"A record high level of pessimism that may not be surprising when six in ten predict the economy will be bad shape a year from now," says CNN Polling Director Keating Holland. "Only 13% say the economy is in good shape now; only 39% believe it will be in good shape next October."
The survey's release comes as the president begins a two-day bus tour through North Carolina and Virginia, to tout his proposals to create jobs and boost the economy.
According to the poll, one of those proposals, a surtax on millionaires is the most popular - winning support from 76% of all Americans. But plans to increase spending on infrastructure and on teachers and first responders are not far behind.

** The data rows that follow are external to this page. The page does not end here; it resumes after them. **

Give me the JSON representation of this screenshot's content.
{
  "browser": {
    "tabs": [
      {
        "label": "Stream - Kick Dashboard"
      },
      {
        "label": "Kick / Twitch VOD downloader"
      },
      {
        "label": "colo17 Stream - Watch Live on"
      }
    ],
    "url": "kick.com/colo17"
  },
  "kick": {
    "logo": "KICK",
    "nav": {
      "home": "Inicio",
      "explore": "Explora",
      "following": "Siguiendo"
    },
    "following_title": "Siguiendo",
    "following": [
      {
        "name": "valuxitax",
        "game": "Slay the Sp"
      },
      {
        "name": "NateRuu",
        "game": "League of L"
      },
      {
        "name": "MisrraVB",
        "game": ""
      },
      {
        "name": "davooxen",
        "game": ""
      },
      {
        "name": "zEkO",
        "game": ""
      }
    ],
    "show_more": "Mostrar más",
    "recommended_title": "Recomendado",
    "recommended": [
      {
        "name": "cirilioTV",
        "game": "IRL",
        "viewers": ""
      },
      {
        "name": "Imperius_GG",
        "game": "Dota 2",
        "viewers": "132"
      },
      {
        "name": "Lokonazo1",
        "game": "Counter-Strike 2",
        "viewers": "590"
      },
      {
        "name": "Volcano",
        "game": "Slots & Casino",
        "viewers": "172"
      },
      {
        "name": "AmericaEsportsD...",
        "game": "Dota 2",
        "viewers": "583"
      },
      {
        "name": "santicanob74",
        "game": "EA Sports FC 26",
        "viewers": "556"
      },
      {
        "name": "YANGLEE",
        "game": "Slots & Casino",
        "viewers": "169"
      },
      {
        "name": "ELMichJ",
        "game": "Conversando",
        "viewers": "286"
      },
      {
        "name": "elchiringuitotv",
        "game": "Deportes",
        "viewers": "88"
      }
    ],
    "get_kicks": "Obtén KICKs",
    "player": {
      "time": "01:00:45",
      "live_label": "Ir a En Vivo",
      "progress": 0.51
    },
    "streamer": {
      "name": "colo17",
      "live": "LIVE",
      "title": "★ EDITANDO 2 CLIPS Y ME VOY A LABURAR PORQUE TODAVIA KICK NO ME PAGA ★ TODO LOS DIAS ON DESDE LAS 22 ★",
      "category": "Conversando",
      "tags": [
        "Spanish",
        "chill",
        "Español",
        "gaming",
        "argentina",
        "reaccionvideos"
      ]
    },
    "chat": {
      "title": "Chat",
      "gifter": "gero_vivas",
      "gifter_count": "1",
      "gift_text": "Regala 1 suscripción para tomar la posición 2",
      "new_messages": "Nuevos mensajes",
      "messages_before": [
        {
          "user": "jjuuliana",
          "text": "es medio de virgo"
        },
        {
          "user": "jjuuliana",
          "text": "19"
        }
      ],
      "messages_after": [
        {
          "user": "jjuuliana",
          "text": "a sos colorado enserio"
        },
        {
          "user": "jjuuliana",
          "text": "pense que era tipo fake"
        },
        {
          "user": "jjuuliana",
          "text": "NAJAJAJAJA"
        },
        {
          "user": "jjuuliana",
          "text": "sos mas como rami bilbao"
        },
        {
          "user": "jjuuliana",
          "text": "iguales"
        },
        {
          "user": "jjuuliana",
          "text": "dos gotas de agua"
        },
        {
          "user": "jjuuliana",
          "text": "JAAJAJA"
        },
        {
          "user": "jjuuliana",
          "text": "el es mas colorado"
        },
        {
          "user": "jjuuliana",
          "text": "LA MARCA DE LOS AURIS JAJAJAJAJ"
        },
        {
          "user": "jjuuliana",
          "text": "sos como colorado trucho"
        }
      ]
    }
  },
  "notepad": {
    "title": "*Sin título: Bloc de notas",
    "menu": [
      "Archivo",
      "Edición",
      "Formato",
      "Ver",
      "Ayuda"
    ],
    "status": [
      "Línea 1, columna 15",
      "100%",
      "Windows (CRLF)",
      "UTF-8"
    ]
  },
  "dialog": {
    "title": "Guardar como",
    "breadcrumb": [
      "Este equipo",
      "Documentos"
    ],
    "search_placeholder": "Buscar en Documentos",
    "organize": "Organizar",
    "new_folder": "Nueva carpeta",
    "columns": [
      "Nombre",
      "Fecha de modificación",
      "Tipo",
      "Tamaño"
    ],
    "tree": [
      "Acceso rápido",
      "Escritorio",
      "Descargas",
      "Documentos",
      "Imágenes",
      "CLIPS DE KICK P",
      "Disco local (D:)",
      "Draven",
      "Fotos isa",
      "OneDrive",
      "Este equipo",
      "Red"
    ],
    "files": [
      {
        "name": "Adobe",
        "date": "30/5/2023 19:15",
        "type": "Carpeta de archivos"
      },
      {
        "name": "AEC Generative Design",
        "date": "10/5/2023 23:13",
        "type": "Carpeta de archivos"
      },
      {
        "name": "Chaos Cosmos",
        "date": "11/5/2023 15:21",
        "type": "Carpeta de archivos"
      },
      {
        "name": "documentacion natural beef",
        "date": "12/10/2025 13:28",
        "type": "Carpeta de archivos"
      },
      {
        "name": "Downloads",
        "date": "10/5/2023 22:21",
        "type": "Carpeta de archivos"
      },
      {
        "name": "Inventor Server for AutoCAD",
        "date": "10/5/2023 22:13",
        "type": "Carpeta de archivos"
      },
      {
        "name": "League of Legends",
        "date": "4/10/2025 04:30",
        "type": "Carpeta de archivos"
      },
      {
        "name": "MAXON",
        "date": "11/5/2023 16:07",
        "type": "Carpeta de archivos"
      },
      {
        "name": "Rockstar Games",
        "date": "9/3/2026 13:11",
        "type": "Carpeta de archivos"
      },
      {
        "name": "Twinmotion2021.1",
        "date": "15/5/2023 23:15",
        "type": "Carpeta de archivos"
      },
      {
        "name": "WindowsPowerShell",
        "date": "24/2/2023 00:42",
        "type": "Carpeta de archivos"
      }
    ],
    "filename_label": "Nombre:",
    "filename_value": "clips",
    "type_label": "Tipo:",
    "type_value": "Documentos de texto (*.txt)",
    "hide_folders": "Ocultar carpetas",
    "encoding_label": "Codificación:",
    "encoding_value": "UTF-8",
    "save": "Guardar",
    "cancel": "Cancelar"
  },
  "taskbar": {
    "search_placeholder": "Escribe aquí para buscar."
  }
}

"Despite the high support for higher taxes on millionaires, it doesn't look like the public is ready for class warfare. Most Americans say they have a favorable view of people who make more than a million dollars a year," adds Holland. "One in five say they admire millionaires and only one in 20 feel resentful toward them."
The CNN poll was conducted by ORC International from October 14-16, with 1,007 adults questioned by telephone. The survey's overall sampling error is plus or minus 3 percentage points.
- CNN Deputy Political Director Paul Steinhauser contributed to this report.